The state Department of Education’s new website sparked criticism Tuesday from a wide range of groups that rarely agree on public school issues.
The revamped version, which was touted as a way to aid parents and teachers, came under fire mostly for what critics called a lack of easily obtainable and current data on teachers, enrollment, demographics and other issues.
“A lot of people are complaining that it is difficult to find the data,” said Brigitte Nieland, who tracks public school issues for the Louisiana Association of Business and Industry, which often backs public education overhaul initiatives.
Other critics included officials of the Council for a Better Louisiana, the East Baton Rouge Parish school system and the Cowen Institute for Public Education Initiatives at Tulane University.
Lottie Beebe, a member of the state Board of Elementary and Secondary Education, said she conveyed her concerns to state Superintendent of Education John White, who she has clashed with frequently.
“For the record, I did personally tell superintendent White that I was extremely disappointed in the juvenile appearance of the LDOE website,” Beebe said in an email response to questions.
White, who has been on the job for just over one year, said the overhaul was a response to complaints from parents and teachers about problems with the previous version, and that the changes have been well-received by both groups.
“We cleaned up a mess,” White said.
“Anytime you clean up a mess you throw things away,” White said. “If there are things that people don’t see that are valuable they should just tell us and we will put it back up there.”
White added, “We don’t run the website for special interest groups. We run it for parents and teachers.”
The issue is pertinent because, unlike some websites in state government, the department’s has a huge audience.
About 712,000 public school students attend the state’s roughly 1,300 schools.
Another 55,000 or so teach the classes.
The new website, which was announced on Jan. 22, gets 5,767 hits per day, said Barry Landry, a spokesman for the department. Landry said the redesign was done in-house and required no additional costs.

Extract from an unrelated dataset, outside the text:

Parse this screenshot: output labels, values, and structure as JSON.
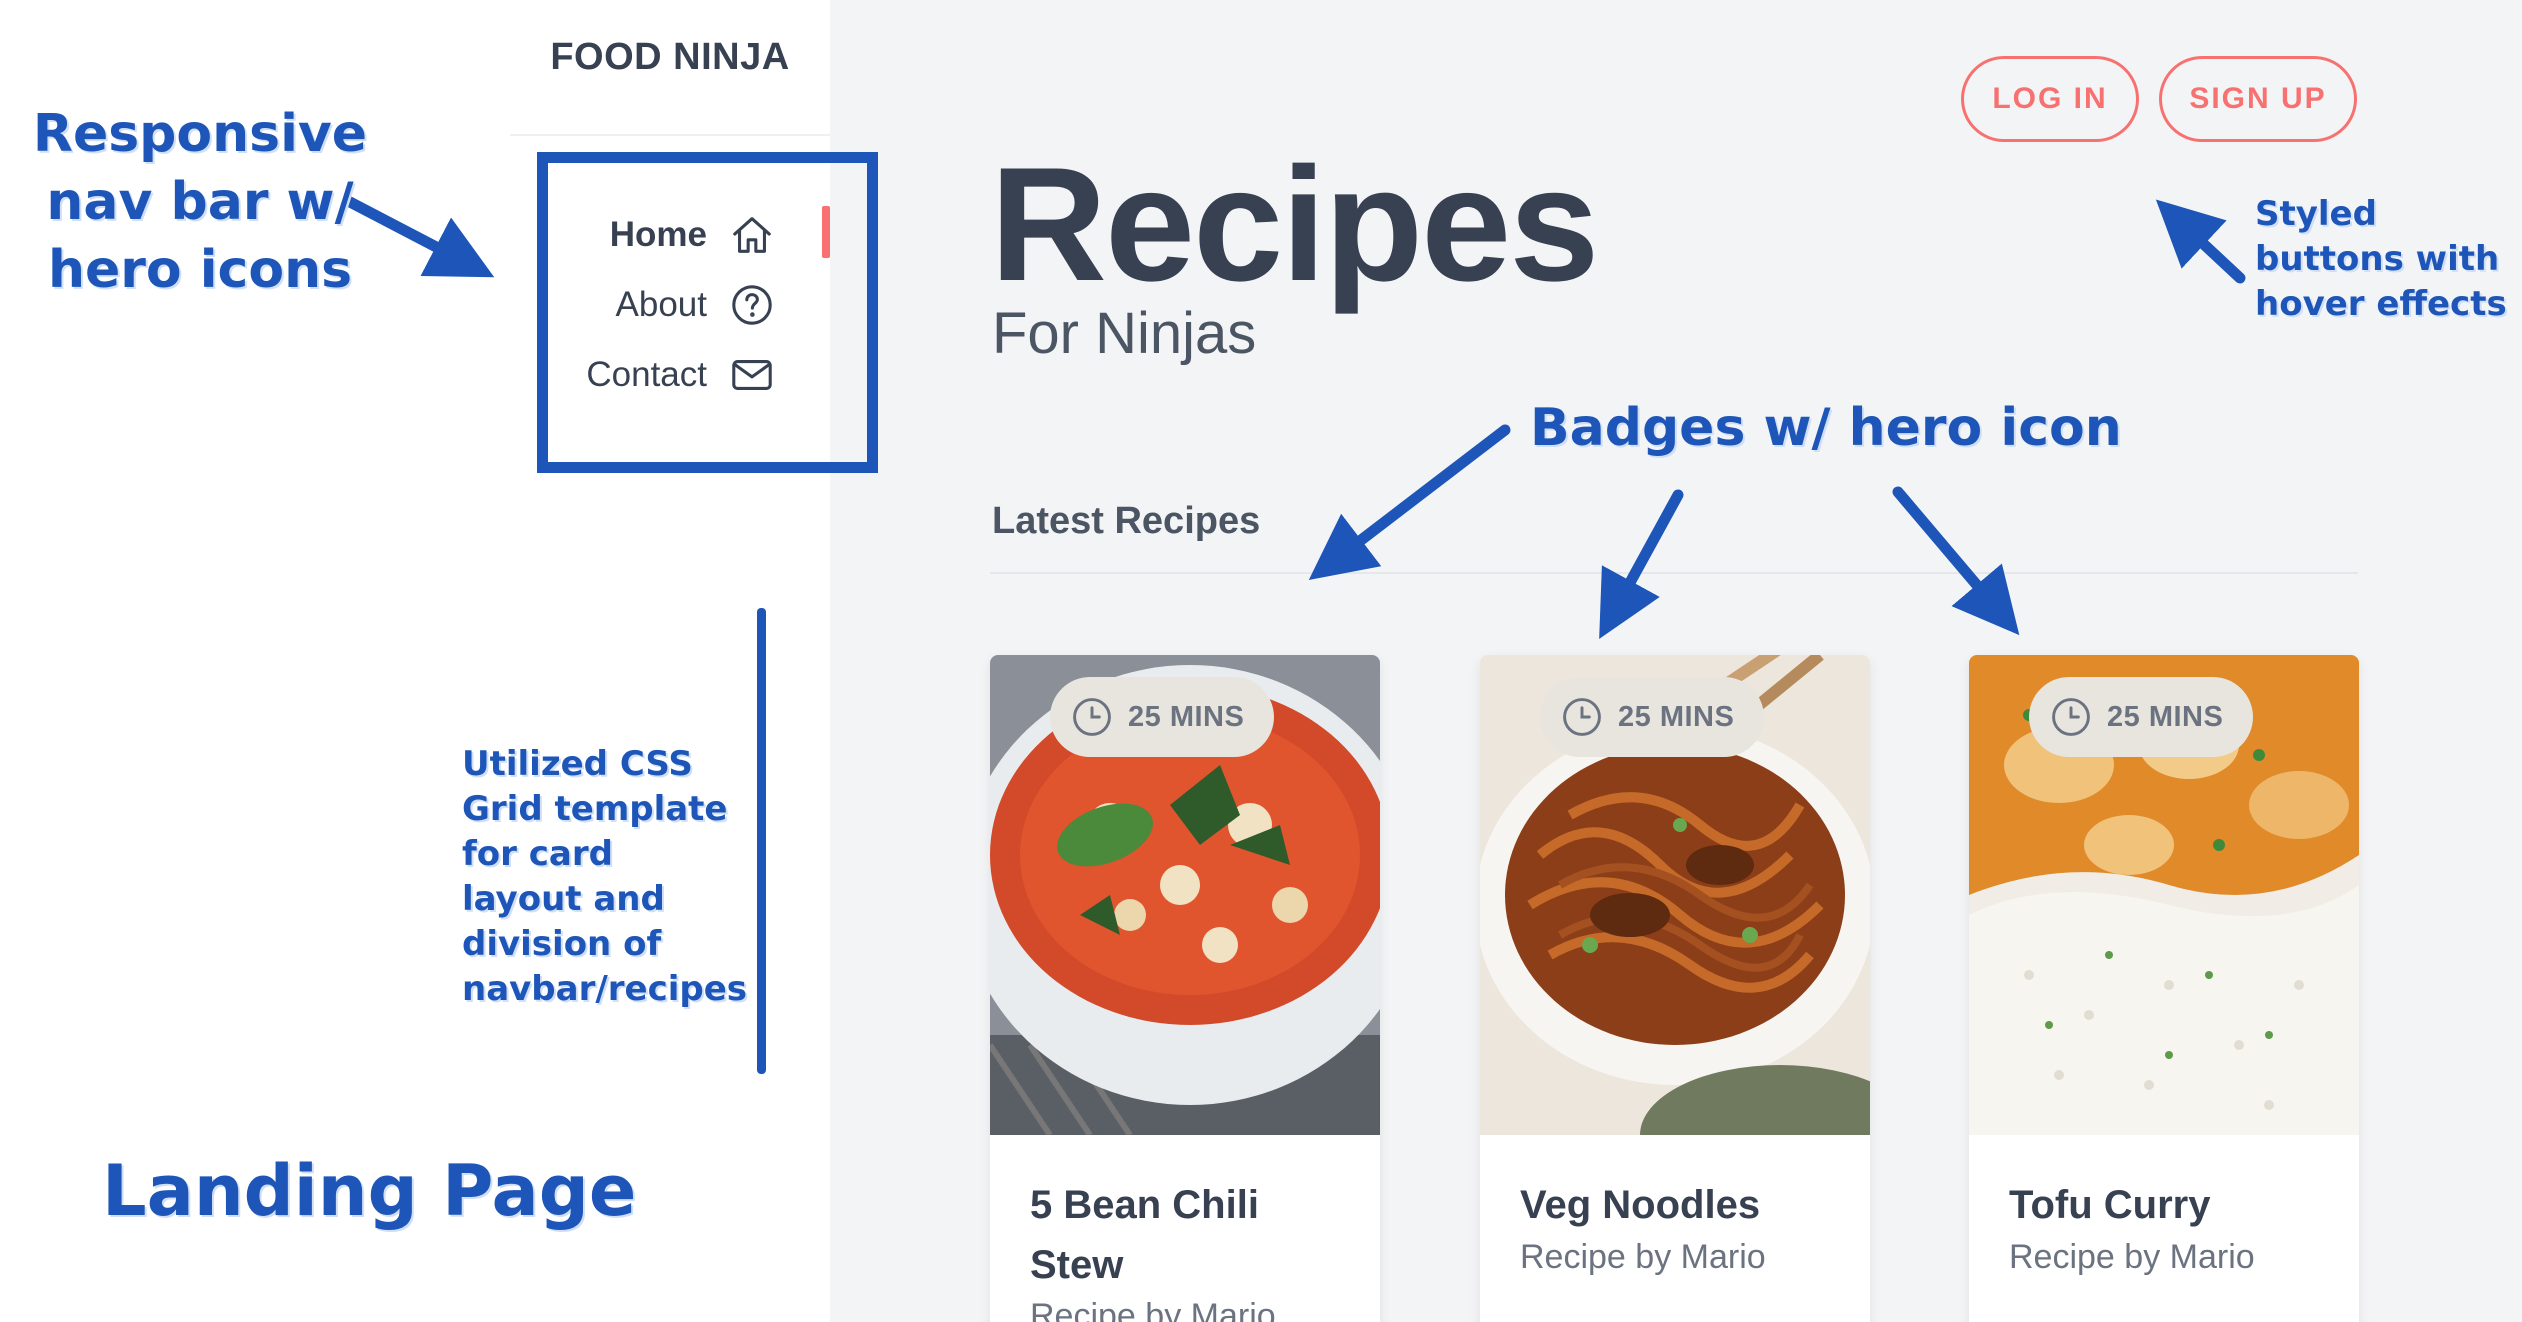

The new website features categories on academics, teaching, assessment, accountability, funding, early childhood education, schools and courses.
“I do wish they would make it a little more user friendly,” said Stephanie Desselle, who follows public school issues for the Council for a Better Louisiana, which often backs public school overhaul initiatives pushed by White.
“It seems like they need to put more information on it,” Desselle said. “One of the things is finding up-to-date information.”
Mary Lee Murphy, director of development and communications for the Cowen Institute, said some school data is no longer available on the new website, including reports on enrollment, demographics, teacher experience/education levels, pay, charter school budgets, district revenues, expenditures and college enrollment.
The Cowen Institute calls itself a think tank that offers solutions to public school problems in New Orleans and elsewhere.
Lizabeth Frischhertz, chief officer for accountability, assessment and evaluation for the East Baton Rouge Parish school system, said the overhaul has caused problems for her district’s website, which includes links to the state department on test policies and other issues.
“To find current data is really a struggle,” Frischhertz said.
However, she said department officials have been responsive to requests to restore old information, including interactive practice tests.
Landry, the education department spokesman, released a prepared statement by Covington High School teacher Richard Lynch, who praised the new website.
“It is organized into categories that make sense, and most information I need I can access within a few clicks,” Lynch said in his statement.
Steve Monaghan, president of the Louisiana Federation of Teachers and a frequent White critic, said the new website appears to reflect a more ideologically driven state department of education, including the idea that school choice is preferable to traditional public education.
Even the use of the term “Louisiana Believes” on the website — White’s monicker for a wide range of public school improvement goals — represents a bothersome, unilateral change, Monaghan said.
The website’s URL has been changed to http://www.louisiana